Read the records below and report each line in which "Zone" occurs.
== EXTRACTED RECORDS ==
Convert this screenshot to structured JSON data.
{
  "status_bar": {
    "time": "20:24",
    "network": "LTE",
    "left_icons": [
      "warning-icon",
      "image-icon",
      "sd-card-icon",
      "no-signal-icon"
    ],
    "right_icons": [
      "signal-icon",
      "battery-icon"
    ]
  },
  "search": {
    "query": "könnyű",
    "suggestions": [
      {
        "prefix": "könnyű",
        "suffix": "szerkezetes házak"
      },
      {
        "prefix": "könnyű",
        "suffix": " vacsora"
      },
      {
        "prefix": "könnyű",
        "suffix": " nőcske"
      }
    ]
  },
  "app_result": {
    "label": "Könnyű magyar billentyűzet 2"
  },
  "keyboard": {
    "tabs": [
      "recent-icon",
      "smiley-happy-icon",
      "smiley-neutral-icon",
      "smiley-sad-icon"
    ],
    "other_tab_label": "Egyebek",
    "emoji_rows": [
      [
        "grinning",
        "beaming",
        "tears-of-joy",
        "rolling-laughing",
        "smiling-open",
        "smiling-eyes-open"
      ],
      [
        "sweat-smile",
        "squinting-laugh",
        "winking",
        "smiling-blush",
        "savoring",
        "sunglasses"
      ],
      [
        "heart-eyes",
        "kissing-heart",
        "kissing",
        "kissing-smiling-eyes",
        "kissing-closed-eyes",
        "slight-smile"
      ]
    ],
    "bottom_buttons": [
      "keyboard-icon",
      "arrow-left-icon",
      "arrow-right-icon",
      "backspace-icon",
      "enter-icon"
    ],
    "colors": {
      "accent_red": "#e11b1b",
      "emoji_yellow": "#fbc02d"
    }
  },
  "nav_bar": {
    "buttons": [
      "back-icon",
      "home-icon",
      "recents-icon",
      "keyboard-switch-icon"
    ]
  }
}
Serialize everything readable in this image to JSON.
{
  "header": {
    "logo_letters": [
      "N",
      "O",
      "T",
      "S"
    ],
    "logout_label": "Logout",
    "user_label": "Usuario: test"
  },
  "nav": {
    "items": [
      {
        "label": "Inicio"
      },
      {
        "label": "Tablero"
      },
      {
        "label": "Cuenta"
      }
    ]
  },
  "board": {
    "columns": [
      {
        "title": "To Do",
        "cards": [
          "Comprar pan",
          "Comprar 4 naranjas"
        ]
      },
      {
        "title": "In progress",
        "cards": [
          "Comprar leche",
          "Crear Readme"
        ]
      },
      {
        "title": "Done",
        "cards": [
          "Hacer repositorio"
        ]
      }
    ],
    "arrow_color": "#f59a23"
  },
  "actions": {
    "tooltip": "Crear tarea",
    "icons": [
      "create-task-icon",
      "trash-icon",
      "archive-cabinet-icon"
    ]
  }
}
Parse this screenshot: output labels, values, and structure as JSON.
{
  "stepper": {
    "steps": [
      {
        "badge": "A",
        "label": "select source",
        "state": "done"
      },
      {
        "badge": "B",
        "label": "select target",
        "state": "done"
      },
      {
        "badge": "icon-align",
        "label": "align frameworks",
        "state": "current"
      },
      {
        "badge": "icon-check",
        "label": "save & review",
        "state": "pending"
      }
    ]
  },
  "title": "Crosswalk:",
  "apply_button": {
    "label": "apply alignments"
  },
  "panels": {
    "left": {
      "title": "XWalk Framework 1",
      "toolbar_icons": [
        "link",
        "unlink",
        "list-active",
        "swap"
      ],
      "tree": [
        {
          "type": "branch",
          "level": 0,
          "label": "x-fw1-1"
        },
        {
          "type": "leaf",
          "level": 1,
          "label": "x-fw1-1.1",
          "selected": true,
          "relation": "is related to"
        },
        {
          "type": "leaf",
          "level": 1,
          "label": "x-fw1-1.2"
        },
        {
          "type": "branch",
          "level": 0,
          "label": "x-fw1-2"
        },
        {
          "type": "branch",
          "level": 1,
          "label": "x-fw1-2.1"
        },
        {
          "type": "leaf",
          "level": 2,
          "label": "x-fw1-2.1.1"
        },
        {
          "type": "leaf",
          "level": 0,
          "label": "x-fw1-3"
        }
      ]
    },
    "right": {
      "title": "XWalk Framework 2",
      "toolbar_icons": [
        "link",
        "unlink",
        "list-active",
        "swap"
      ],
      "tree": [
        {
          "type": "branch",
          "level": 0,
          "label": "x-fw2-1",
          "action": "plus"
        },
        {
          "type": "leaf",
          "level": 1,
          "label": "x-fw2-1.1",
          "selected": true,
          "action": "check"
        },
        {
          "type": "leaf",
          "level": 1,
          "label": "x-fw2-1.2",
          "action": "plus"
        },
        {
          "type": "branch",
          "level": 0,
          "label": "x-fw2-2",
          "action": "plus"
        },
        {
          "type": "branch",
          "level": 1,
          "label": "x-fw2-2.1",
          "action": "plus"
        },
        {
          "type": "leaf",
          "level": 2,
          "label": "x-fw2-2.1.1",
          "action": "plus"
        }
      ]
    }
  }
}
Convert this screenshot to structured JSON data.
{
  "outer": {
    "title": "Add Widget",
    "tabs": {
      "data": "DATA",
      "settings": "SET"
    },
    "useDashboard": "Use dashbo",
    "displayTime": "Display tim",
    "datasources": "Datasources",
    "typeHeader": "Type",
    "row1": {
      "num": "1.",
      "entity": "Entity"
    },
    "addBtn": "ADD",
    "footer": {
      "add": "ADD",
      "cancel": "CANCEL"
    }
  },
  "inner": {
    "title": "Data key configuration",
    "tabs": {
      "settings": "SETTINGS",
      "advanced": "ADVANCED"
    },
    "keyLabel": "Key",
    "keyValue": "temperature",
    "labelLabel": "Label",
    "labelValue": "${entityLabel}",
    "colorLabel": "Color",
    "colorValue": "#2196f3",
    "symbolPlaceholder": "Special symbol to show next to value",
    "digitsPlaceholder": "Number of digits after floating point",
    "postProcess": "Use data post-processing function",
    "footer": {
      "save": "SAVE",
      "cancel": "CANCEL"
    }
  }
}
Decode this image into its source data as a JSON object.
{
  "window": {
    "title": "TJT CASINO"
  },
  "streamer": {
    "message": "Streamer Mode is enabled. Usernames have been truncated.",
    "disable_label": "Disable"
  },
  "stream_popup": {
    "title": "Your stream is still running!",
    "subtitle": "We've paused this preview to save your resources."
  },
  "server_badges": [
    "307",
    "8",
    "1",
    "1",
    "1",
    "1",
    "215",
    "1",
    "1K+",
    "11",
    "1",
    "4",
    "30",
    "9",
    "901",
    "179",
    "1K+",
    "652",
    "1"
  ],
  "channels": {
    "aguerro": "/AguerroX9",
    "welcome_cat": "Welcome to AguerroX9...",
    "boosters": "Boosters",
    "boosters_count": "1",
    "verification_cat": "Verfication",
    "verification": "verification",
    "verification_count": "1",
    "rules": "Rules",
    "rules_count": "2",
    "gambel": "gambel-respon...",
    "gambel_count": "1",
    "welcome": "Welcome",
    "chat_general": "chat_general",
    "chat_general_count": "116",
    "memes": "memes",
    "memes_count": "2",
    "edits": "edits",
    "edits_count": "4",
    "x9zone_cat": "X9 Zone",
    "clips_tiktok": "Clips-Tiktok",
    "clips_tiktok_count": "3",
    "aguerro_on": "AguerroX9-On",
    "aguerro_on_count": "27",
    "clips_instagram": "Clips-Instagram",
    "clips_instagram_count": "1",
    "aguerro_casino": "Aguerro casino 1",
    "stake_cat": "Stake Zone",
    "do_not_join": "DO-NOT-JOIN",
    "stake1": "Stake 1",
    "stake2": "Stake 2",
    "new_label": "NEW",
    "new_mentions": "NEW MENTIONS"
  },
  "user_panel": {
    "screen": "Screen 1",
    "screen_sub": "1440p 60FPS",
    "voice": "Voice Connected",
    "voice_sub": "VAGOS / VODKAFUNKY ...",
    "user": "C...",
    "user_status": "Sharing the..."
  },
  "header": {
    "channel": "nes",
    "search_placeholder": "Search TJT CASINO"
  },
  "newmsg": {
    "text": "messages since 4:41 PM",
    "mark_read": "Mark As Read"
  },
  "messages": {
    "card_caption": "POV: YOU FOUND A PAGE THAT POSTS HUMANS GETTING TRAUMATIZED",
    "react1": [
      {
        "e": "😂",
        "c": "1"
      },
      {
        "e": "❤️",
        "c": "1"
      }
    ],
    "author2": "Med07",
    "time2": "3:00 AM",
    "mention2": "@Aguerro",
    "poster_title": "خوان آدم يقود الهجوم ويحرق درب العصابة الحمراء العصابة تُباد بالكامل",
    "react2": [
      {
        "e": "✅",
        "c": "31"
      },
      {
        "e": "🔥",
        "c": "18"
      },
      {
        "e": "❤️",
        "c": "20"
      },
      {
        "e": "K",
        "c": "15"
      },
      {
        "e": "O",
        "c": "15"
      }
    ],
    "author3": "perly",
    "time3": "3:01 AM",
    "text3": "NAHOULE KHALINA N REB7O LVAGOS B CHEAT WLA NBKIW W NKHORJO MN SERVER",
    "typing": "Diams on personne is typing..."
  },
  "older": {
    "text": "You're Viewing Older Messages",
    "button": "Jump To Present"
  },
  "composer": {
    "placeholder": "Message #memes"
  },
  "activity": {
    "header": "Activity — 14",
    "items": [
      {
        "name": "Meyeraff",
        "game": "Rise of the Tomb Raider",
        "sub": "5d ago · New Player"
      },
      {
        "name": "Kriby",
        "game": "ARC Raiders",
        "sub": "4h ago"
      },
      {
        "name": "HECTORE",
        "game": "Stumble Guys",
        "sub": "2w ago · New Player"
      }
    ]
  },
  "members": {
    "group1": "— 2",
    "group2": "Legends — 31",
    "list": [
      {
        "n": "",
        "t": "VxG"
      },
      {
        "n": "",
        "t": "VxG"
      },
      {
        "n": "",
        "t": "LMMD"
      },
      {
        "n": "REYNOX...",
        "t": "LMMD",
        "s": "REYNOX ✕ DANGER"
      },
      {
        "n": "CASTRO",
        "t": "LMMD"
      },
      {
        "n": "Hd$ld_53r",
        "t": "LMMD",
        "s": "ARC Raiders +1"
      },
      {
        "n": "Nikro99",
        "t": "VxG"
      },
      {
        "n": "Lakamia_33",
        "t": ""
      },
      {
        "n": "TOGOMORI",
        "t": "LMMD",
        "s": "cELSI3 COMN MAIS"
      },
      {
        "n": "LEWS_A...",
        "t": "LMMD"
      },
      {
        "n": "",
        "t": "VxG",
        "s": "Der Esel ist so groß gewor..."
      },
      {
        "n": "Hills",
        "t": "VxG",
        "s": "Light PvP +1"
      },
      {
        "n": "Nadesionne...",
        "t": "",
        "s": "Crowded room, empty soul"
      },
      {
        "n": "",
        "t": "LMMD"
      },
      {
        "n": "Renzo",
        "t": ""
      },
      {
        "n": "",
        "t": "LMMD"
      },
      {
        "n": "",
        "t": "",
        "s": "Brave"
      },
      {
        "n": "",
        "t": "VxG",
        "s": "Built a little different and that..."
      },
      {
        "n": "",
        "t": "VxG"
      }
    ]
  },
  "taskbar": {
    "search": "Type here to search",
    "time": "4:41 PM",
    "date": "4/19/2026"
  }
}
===
## EXERCISE SOLUTION
    "x9zone_cat": "X9 Zone",
    "stake_cat": "Stake Zone",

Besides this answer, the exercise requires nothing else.